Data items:
■ ■ ■ ■ ■

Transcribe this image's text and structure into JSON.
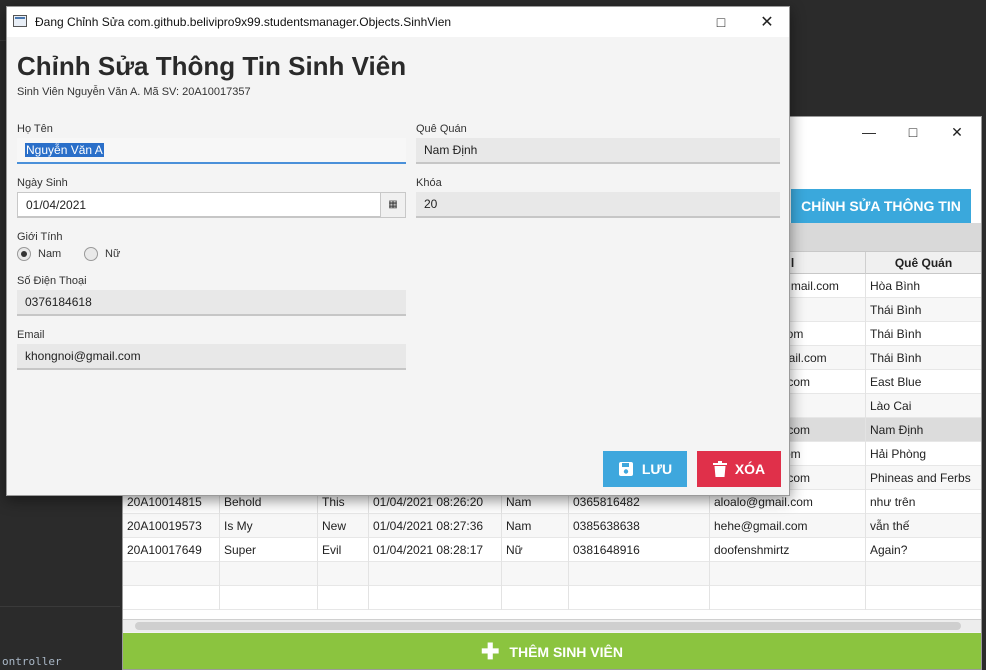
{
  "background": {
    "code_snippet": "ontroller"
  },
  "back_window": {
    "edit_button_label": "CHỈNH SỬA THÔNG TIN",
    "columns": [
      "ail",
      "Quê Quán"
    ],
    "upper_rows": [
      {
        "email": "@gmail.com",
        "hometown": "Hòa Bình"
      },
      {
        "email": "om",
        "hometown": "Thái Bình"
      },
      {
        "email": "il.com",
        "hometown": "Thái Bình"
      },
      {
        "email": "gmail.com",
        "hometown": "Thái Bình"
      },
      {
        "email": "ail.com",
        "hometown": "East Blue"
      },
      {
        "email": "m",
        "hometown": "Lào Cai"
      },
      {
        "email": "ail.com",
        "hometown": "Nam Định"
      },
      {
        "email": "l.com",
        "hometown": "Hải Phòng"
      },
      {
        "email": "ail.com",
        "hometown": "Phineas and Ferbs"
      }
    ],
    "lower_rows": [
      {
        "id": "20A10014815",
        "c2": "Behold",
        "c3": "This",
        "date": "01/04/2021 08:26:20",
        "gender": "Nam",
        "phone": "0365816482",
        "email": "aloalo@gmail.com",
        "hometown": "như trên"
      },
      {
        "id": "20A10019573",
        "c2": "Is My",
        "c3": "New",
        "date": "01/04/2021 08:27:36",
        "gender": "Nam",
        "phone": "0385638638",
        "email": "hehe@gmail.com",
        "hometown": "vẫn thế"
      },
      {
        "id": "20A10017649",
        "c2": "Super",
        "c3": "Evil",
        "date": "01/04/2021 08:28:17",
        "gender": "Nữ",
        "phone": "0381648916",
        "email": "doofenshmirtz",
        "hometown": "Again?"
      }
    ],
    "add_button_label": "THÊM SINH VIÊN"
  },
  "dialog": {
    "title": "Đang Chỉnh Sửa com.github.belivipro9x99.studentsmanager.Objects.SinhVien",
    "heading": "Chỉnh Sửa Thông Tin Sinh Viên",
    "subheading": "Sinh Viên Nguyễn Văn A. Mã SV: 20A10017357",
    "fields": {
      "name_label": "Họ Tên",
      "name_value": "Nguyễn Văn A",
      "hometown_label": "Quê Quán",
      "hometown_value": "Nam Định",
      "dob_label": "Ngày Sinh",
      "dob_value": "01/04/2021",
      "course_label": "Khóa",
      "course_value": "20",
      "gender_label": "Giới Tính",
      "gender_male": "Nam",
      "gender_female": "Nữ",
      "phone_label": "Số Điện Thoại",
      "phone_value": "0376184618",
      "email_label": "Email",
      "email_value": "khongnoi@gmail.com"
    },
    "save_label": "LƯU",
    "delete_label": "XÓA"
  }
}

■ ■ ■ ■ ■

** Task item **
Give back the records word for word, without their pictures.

** Answer to the problem **
Transcribe this image's text and structure into JSON.
{
  "background": {
    "code_snippet": "ontroller"
  },
  "back_window": {
    "edit_button_label": "CHỈNH SỬA THÔNG TIN",
    "columns": [
      "ail",
      "Quê Quán"
    ],
    "upper_rows": [
      {
        "email": "@gmail.com",
        "hometown": "Hòa Bình"
      },
      {
        "email": "om",
        "hometown": "Thái Bình"
      },
      {
        "email": "il.com",
        "hometown": "Thái Bình"
      },
      {
        "email": "gmail.com",
        "hometown": "Thái Bình"
      },
      {
        "email": "ail.com",
        "hometown": "East Blue"
      },
      {
        "email": "m",
        "hometown": "Lào Cai"
      },
      {
        "email": "ail.com",
        "hometown": "Nam Định"
      },
      {
        "email": "l.com",
        "hometown": "Hải Phòng"
      },
      {
        "email": "ail.com",
        "hometown": "Phineas and Ferbs"
      }
    ],
    "lower_rows": [
      {
        "id": "20A10014815",
        "c2": "Behold",
        "c3": "This",
        "date": "01/04/2021 08:26:20",
        "gender": "Nam",
        "phone": "0365816482",
        "email": "aloalo@gmail.com",
        "hometown": "như trên"
      },
      {
        "id": "20A10019573",
        "c2": "Is My",
        "c3": "New",
        "date": "01/04/2021 08:27:36",
        "gender": "Nam",
        "phone": "0385638638",
        "email": "hehe@gmail.com",
        "hometown": "vẫn thế"
      },
      {
        "id": "20A10017649",
        "c2": "Super",
        "c3": "Evil",
        "date": "01/04/2021 08:28:17",
        "gender": "Nữ",
        "phone": "0381648916",
        "email": "doofenshmirtz",
        "hometown": "Again?"
      }
    ],
    "add_button_label": "THÊM SINH VIÊN"
  },
  "dialog": {
    "title": "Đang Chỉnh Sửa com.github.belivipro9x99.studentsmanager.Objects.SinhVien",
    "heading": "Chỉnh Sửa Thông Tin Sinh Viên",
    "subheading": "Sinh Viên Nguyễn Văn A. Mã SV: 20A10017357",
    "fields": {
      "name_label": "Họ Tên",
      "name_value": "Nguyễn Văn A",
      "hometown_label": "Quê Quán",
      "hometown_value": "Nam Định",
      "dob_label": "Ngày Sinh",
      "dob_value": "01/04/2021",
      "course_label": "Khóa",
      "course_value": "20",
      "gender_label": "Giới Tính",
      "gender_male": "Nam",
      "gender_female": "Nữ",
      "phone_label": "Số Điện Thoại",
      "phone_value": "0376184618",
      "email_label": "Email",
      "email_value": "khongnoi@gmail.com"
    },
    "save_label": "LƯU",
    "delete_label": "XÓA"
  }
}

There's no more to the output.